“‘We strongly condemn the North’s continued attempts at penetrating the South with drones and once again, demand all acts of provocation are halted,’ he said during the briefing.
“‘If North Korea continues to engage in acts of provocation against the South, our military will forcefully retaliate and we warn all responsibility for events occurring going forth is with the North.'”
North Korea has been hard at work, poking and prodding at the entire rest of the world in recent months. Not only has Kim Jong Un reiterated his threats to destroy the United States with thermonuclear strikes, the diminutive dictator has launched a nearly non-stop battery of long, medium, and short range missiles intended to strike fear into the hearts of America and her allies in Japan and South Korea.

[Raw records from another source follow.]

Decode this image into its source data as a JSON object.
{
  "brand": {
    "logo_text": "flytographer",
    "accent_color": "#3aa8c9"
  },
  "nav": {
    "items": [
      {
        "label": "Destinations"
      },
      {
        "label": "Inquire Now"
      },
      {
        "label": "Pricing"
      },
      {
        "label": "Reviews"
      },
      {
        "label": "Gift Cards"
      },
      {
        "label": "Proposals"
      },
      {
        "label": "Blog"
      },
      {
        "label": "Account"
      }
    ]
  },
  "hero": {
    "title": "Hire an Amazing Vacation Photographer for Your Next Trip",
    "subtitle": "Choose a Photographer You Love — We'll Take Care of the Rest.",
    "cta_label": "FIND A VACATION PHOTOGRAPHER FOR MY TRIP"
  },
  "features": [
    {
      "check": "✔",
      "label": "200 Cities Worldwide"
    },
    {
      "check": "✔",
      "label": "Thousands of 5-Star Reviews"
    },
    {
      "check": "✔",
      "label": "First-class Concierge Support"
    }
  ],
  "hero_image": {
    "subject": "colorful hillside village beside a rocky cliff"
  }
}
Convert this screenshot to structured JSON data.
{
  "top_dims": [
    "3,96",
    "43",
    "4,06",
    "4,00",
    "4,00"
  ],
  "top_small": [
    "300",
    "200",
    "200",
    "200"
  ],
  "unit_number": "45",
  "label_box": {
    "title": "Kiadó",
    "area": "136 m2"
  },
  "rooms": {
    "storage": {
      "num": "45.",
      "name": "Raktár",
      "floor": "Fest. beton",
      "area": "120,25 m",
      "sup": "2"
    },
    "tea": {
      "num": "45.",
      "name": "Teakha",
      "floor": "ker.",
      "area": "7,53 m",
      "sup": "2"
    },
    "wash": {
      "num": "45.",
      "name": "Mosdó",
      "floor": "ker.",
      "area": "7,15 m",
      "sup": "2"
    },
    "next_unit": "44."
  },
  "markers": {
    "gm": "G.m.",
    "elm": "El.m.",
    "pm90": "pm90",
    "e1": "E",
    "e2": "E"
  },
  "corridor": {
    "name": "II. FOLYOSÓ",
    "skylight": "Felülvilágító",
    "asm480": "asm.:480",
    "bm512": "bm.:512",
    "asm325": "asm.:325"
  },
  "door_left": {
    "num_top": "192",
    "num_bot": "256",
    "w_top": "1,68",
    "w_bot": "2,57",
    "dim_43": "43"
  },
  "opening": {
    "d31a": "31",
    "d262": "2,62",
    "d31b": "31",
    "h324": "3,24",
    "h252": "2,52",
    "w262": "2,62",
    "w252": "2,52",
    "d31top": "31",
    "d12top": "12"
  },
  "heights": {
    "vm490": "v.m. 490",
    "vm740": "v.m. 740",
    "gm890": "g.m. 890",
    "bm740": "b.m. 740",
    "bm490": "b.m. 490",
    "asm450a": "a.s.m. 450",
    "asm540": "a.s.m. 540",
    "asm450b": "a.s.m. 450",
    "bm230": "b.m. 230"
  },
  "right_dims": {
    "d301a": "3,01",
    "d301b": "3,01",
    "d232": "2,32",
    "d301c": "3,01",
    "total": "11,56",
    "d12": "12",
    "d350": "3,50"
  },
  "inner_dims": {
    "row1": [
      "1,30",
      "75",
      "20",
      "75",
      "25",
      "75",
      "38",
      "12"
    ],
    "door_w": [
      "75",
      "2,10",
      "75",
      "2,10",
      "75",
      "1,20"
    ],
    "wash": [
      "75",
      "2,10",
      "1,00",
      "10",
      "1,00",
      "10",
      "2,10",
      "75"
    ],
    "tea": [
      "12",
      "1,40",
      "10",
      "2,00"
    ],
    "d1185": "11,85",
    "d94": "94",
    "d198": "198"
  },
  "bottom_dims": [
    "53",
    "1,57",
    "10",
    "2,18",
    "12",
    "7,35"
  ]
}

U.S. President Donald Trump this week thanked China for their “attempt” to corral the rogue regime of Kim Jong Un, signaling that the United States may be taking matters into their own hands after the death of American prisoner Otto Warmbier, who was returned to the U.S. in a coma after spending a little over a year in a North Korean concentration camp.